### [DATA PROVIDED]

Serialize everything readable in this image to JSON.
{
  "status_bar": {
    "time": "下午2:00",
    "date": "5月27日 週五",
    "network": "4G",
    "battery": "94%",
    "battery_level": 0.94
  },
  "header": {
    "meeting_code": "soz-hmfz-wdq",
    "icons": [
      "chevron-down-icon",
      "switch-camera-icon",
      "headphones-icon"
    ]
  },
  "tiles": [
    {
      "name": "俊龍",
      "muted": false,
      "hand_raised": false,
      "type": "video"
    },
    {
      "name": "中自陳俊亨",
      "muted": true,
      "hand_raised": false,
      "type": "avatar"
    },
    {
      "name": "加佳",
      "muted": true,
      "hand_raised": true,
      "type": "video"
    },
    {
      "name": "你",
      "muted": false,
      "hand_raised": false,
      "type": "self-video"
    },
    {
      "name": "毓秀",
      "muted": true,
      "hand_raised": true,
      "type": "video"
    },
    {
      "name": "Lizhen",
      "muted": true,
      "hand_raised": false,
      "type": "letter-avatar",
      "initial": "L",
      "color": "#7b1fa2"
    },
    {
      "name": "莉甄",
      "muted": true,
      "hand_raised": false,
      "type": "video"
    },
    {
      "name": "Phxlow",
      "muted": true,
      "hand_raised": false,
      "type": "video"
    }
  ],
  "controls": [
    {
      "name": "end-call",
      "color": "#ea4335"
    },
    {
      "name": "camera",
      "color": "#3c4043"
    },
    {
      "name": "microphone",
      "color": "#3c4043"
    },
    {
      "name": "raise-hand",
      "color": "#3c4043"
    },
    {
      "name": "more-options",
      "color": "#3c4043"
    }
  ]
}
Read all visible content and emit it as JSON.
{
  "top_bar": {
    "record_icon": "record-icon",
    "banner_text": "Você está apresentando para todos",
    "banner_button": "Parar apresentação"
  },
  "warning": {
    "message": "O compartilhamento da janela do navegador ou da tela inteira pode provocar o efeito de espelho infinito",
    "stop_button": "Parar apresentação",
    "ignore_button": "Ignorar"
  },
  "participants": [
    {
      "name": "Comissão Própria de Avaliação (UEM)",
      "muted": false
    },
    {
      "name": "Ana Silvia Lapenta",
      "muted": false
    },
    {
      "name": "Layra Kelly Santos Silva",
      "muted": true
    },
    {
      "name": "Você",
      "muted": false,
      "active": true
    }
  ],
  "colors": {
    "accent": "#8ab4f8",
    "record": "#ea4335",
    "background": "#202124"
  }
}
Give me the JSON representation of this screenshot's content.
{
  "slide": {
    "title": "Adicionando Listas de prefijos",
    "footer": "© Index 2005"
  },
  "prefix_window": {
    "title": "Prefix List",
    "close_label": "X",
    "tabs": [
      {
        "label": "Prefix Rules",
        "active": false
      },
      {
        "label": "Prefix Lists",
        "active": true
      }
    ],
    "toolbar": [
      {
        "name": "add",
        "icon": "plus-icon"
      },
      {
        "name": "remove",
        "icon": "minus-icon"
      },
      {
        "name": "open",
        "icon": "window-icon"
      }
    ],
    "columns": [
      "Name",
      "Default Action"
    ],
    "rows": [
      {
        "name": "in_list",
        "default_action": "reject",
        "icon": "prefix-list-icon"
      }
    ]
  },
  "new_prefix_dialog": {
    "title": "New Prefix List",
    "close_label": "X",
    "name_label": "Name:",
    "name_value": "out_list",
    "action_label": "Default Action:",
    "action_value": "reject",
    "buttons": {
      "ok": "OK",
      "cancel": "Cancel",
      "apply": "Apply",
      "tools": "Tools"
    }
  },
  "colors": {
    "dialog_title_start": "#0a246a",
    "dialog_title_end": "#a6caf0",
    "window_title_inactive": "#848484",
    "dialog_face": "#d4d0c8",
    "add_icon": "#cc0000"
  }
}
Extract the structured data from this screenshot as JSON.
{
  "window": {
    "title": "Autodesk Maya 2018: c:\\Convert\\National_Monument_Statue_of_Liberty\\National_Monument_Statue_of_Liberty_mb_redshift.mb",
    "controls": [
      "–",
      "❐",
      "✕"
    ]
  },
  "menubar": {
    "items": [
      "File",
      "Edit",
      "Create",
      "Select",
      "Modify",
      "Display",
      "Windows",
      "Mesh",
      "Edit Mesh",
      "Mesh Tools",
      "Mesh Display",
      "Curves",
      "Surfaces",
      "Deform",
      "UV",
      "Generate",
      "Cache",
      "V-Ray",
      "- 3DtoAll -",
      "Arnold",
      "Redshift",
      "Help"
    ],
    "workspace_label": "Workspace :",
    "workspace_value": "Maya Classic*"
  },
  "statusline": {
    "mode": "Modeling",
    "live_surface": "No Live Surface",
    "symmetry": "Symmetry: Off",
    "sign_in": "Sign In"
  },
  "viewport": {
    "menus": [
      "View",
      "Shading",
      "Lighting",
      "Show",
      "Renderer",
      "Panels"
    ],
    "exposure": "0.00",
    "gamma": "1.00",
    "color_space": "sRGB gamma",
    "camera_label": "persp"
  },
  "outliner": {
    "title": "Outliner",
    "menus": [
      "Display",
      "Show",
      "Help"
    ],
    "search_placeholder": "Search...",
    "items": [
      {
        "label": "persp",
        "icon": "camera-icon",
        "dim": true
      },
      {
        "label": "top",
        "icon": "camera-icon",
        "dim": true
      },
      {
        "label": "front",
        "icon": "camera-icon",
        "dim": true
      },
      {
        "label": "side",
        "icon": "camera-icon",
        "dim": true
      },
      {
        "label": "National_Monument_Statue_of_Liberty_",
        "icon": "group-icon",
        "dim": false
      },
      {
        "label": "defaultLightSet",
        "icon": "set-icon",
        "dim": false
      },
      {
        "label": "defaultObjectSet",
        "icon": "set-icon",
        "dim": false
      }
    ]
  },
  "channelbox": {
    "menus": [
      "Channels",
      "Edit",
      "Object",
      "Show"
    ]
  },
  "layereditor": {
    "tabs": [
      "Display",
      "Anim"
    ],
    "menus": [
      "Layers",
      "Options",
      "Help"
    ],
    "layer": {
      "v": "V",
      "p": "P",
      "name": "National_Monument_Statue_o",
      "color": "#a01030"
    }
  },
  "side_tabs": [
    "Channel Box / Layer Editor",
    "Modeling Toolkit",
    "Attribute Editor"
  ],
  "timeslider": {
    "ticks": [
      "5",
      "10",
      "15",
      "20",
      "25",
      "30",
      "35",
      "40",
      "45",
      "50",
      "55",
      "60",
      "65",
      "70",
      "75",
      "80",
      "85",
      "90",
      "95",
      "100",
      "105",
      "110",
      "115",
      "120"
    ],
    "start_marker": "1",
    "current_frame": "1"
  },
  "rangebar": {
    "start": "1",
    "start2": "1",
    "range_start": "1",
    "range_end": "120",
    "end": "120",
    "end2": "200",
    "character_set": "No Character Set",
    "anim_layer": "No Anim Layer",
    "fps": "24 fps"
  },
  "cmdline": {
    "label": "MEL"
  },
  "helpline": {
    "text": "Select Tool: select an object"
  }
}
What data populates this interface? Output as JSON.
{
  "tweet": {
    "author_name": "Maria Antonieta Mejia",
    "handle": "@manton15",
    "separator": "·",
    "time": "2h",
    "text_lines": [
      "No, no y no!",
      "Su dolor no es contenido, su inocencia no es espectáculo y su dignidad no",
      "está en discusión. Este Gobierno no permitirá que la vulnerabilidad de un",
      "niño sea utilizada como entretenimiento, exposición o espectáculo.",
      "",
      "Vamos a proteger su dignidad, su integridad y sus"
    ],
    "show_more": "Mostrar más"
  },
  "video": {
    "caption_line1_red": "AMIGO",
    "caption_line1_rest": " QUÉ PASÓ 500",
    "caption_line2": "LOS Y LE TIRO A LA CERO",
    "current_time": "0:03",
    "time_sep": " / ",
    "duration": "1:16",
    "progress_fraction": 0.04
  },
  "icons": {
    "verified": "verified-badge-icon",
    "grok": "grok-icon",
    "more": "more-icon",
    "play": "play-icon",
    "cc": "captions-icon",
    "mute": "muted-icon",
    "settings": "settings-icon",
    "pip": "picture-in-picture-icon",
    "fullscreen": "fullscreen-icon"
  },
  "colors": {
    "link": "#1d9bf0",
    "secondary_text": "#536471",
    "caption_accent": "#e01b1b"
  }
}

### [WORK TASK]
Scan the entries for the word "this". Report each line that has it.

### [REPLY TO THE TASK]
Serialize everything readable in this image to JSON.
Give me the JSON representation of this screenshot's content.
Extract the structured data from this screenshot as JSON.
What data populates this interface? Output as JSON.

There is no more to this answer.